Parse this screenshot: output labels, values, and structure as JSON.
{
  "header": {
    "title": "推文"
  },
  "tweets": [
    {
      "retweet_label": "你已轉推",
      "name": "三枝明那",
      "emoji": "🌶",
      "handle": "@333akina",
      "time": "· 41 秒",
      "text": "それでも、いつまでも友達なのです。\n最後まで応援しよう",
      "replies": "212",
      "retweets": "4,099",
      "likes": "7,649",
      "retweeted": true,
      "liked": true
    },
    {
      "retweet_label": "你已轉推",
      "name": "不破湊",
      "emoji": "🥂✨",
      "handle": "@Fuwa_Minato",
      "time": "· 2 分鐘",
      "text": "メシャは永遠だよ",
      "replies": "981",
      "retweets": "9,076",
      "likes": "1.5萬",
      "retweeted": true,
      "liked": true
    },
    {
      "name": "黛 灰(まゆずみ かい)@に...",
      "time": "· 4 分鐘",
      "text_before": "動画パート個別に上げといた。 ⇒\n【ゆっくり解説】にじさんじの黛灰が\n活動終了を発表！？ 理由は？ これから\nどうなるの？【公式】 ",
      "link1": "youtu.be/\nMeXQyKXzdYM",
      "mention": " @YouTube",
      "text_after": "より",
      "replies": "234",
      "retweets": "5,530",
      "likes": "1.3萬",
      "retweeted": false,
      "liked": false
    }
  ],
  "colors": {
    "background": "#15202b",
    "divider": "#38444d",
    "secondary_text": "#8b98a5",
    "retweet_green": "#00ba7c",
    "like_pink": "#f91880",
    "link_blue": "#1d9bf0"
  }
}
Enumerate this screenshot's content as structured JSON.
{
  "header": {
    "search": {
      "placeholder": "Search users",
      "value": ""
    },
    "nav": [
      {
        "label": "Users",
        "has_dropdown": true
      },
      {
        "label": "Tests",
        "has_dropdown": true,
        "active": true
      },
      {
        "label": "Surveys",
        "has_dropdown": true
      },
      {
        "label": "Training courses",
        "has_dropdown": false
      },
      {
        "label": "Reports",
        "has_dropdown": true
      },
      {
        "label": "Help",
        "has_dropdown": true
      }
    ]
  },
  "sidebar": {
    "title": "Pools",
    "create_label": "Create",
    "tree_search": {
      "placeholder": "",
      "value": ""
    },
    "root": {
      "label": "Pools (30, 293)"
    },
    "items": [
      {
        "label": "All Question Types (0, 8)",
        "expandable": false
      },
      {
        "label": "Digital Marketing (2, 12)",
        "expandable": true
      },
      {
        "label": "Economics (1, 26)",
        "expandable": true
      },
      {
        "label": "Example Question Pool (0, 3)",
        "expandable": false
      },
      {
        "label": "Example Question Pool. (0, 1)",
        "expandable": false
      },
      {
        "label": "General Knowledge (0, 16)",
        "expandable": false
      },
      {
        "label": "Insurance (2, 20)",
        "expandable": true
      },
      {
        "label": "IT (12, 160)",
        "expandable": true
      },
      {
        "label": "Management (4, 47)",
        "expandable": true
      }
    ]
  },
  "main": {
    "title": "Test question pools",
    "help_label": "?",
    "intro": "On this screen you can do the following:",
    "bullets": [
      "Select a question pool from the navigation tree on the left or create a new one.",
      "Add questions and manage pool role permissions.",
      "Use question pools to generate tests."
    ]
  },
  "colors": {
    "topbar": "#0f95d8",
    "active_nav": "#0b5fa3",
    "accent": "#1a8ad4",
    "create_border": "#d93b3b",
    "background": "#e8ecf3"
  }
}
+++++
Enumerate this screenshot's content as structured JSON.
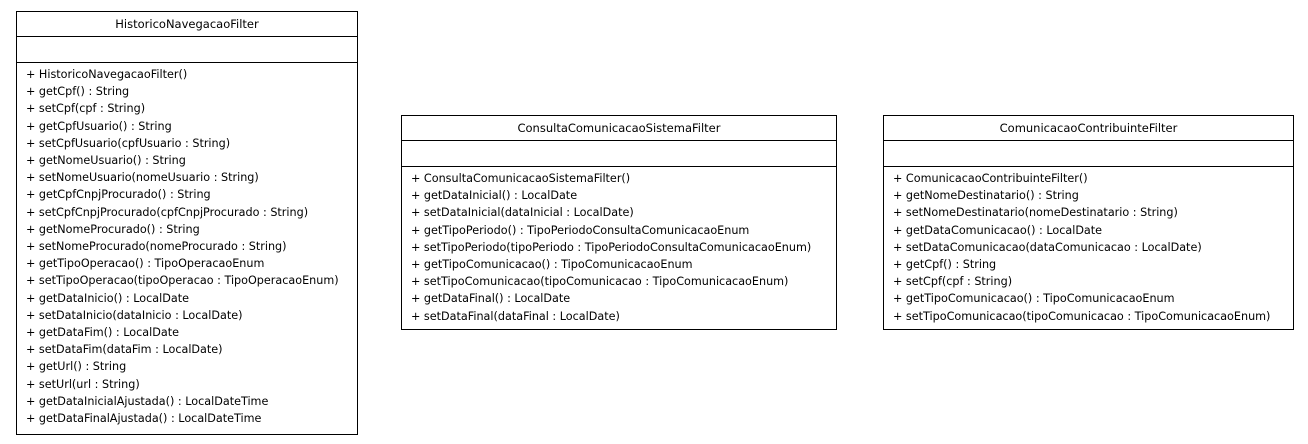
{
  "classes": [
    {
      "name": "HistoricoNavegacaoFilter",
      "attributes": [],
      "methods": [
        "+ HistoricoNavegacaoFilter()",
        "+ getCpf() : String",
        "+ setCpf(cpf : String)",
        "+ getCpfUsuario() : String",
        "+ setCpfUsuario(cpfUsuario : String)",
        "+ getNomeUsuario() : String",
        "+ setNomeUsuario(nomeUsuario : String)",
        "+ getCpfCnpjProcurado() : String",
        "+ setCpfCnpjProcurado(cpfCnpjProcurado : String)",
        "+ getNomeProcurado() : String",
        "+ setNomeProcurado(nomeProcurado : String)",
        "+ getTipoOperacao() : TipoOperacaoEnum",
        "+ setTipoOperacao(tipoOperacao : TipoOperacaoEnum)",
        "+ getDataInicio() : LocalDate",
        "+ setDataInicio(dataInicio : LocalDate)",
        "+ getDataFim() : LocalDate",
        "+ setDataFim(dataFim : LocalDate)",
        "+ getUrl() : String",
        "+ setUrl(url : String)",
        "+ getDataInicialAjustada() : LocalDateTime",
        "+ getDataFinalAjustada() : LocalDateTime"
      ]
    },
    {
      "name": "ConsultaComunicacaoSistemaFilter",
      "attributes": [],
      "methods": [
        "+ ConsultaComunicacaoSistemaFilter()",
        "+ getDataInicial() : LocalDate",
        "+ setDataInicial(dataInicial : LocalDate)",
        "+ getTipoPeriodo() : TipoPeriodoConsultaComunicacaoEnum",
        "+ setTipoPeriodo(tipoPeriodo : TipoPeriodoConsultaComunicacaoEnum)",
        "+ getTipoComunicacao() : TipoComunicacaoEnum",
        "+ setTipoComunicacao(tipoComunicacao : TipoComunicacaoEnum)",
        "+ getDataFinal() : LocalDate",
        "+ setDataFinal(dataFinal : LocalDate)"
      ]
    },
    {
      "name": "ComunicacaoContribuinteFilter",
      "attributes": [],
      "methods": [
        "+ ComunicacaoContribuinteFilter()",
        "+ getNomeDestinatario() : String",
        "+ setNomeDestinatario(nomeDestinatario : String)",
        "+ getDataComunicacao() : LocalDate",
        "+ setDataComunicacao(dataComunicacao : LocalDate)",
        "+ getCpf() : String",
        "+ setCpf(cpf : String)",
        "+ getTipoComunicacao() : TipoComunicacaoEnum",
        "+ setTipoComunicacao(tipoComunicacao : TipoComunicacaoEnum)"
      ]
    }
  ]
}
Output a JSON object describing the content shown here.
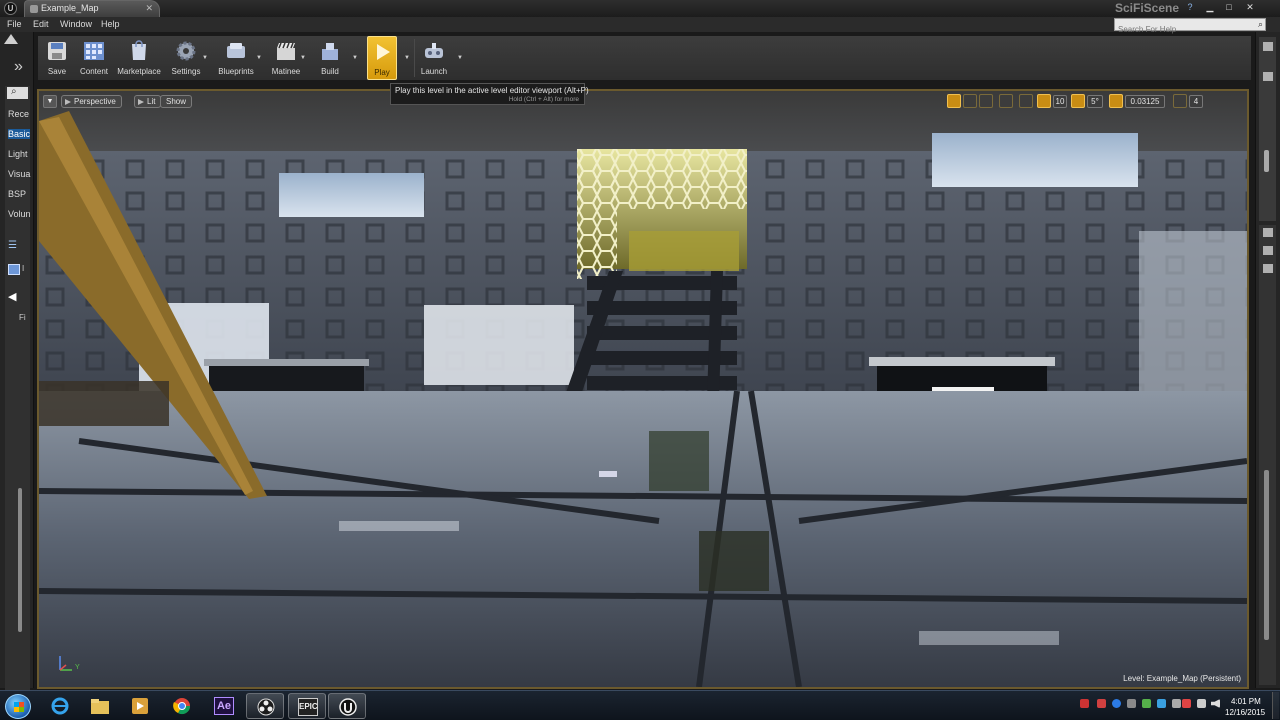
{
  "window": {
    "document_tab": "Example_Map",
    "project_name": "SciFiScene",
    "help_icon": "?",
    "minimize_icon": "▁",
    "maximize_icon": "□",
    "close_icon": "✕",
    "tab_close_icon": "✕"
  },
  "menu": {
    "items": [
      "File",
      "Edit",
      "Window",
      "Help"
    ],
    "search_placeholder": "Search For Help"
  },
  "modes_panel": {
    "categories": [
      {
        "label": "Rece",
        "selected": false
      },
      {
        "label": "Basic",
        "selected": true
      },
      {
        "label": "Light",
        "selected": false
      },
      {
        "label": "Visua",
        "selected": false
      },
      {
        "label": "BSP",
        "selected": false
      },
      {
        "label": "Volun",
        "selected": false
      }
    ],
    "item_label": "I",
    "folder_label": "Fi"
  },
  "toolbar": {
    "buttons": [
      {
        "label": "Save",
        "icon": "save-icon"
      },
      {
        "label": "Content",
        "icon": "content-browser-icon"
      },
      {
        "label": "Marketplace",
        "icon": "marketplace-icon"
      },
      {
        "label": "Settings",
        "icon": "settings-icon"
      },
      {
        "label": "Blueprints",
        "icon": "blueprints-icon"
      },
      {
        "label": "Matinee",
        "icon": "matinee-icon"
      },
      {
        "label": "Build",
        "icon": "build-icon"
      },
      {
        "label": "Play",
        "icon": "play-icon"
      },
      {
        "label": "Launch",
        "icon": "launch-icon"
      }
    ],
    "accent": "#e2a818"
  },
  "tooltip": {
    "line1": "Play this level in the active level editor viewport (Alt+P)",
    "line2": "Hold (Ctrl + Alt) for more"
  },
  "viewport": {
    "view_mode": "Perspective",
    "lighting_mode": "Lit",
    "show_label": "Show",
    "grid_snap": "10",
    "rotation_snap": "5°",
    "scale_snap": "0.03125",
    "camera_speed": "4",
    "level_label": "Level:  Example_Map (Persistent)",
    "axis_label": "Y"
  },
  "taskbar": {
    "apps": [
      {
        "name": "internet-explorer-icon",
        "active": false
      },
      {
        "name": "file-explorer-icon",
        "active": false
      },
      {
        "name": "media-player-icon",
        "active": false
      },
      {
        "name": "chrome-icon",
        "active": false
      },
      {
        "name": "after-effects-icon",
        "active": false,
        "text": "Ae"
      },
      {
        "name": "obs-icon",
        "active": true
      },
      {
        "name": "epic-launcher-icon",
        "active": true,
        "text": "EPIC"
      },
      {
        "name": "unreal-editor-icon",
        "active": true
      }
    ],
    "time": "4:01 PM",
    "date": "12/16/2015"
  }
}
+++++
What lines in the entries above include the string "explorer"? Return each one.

### Solution to the problem
        "name": "internet-explorer-icon",
        "name": "file-explorer-icon",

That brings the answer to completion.